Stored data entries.
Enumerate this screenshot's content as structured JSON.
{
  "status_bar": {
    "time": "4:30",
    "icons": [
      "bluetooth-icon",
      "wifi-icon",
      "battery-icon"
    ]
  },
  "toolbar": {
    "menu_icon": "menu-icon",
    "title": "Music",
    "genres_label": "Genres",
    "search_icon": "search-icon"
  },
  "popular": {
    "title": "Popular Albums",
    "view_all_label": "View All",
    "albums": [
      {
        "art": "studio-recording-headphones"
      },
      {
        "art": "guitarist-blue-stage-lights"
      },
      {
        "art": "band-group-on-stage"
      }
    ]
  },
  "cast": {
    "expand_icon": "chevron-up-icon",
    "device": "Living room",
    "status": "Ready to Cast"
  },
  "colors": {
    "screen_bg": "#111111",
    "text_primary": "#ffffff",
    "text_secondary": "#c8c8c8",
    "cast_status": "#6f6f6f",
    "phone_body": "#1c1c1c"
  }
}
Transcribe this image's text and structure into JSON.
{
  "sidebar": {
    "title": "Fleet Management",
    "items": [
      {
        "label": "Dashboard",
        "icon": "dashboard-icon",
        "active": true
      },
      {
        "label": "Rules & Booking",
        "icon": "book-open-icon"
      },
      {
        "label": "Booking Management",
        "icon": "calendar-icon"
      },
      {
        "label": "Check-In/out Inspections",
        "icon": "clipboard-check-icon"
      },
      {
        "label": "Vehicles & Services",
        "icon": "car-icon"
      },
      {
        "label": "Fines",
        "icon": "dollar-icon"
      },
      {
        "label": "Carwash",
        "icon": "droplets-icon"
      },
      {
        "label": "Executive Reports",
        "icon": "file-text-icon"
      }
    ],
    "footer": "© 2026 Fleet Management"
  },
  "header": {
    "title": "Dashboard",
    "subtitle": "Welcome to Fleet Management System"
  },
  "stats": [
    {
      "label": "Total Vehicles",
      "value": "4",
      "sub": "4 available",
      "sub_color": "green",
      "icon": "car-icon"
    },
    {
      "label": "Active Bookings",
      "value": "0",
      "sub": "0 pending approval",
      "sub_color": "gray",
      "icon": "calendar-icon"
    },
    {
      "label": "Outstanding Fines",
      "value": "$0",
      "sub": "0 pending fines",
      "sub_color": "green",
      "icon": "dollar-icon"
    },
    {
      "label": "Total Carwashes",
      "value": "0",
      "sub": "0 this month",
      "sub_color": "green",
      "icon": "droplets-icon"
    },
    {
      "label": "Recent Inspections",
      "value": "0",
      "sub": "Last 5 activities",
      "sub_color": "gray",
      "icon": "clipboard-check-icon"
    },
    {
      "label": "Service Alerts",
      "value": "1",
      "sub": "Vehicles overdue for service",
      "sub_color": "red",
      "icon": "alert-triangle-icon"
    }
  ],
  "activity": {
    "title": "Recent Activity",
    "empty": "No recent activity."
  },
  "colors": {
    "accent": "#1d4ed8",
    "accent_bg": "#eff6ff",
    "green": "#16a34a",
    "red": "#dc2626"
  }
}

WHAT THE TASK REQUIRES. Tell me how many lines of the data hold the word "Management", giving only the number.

RESULT FOR THIS TASK. 4